There’s something too meta about reading the headline “UK Judge Allows Tweets From Assange Court Hearing” as a tweet. There’s also something frustrating about it — the sense that those who seek to do the most harm via technology are making us all use their currency. The AP reports, “Free-speech advocates are welcoming a judge’s decision.” Somehow the only “free-speech advocates” who come to mind here are Julian Assange and the rest of the cyber-anarchists now screaming about censorship. With Juan Williams losing his job for stating an opinion, and Mike Bloomberg telling Americans they should be ashamed of themselves for doing the same, is courtroom tweeting really where today’s front-line free-speech fight is?

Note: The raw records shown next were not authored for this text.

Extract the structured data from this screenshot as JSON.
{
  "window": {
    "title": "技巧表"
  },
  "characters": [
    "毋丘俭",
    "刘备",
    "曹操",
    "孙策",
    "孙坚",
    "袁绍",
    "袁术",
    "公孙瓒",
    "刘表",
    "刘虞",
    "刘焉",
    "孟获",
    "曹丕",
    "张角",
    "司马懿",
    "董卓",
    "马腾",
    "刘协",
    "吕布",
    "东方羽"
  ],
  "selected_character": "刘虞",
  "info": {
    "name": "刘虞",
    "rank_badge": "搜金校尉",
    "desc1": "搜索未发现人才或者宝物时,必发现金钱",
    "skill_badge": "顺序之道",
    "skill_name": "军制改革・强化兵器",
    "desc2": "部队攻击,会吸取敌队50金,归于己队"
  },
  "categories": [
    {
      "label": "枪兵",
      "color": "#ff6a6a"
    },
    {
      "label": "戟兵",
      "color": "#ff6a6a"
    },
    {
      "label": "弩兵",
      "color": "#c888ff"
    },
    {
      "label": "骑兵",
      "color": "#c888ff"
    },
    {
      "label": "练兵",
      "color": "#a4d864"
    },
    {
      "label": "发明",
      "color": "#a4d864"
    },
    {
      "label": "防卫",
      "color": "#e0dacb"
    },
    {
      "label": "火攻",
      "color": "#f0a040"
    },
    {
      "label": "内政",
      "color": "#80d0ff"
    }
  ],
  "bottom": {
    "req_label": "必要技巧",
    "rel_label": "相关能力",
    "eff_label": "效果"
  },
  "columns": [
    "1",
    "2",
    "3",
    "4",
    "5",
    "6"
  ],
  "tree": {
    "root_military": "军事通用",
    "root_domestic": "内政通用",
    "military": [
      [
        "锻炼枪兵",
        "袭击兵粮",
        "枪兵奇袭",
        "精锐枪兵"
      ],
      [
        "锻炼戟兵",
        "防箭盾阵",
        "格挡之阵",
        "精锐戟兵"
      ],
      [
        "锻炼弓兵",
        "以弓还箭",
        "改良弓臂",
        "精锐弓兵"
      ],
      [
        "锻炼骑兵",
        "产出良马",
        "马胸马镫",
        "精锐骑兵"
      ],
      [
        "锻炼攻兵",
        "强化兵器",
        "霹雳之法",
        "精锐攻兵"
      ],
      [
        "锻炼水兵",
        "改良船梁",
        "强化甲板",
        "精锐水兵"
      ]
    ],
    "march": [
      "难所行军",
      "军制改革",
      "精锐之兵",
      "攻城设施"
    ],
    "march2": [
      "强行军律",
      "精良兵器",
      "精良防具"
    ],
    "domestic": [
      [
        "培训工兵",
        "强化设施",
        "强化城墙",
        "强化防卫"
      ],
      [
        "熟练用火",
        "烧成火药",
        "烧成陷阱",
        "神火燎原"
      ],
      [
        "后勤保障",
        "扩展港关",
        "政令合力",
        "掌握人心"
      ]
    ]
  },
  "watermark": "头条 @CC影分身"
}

The Assange fan club is steadily reframing the Internet technology question as one of freedom of expression, not global security, right to privacy, or rule of law. Those who applaud legal decisions allowing for freer flows of information are, at the same time, via cyber-attack, attempting to undo the foundations on which such decisions rest.
The Internet is too thoroughly transnational to make cyber-warfare a viable means of country-on-country attack. China, our biggest perceived cyber-threat, is too intertwined with the American market-state to launch anything but a self-defeating cyber-war on the U.S. A choreographed attack on the American public and private sectors would send Chinese investments plummeting. So cyber-warfare is most perfectly suited to those who are now attacking — the anarchists. They’re bent on dissolving the glue of the interconnected world.
In his book Terror And Consent, Philip Bobbitt rather brilliantly details how every type of state produces its own brand of terrorism. “In each era,” writes Bobbitt, “terrorism derives its ideology in reaction to the raison d’être of the dominant constitutional order; at the same time negating and rejecting that form’s unique ideology but mimicking the form’s structural characteristics.” So today’s cyber-anarchists seek to negate the individual opportunities furnished by the interconnected market-state while using the very machinery of that order to bring it down.
Up until a few weeks ago, one could have read a novel like G. K. Chesterton’s The Man Who Was Thursday, published in 1908, and wonder at the ridiculous fuss over the anarchists conspiring on every page. Anarchism, as a genuine force to be reckoned with, has largely come to seem absurd to us. How did that happen? According to Bobbitt, “Anarchism was not defeated. Rather it simply faded away with the imperial state nations that were its targets when this constitutional order, shattered by the First World War, was progressively replaced by nation states.” For the new kind of state, a new kind of terrorism arose. Where turn-of-the-century anarchists sought to kill imperial leaders, nation-state terrorists targeted a nation’s people.
But now anarchism, particularly of the cyber variety, seems to have found a perfect fit once again. While greater interconnectivity among countries, corporations, and individuals means greater and more easily exploited opportunities for good, it also creates new vulnerabilities. One mouse click can now shut down countless parts of a connected system. Moreover, a cyber-terrorist network can collect many more nodes also by virtue of a mouse click. The WikiLeaks ally Anonymous, for example, has developed a program to allow would-be hackers to join the cyber-war by clicking on a button, rather than having to download anything cumbersome and traceable. So perhaps it’s not that cyber-anarchists are making us use their currency. It’s that they have successfully co-opted the technological means by which today’s constitutional order manages to survive. They’ve perverted our technology. Let’s not allow them to do the same with our legal framework.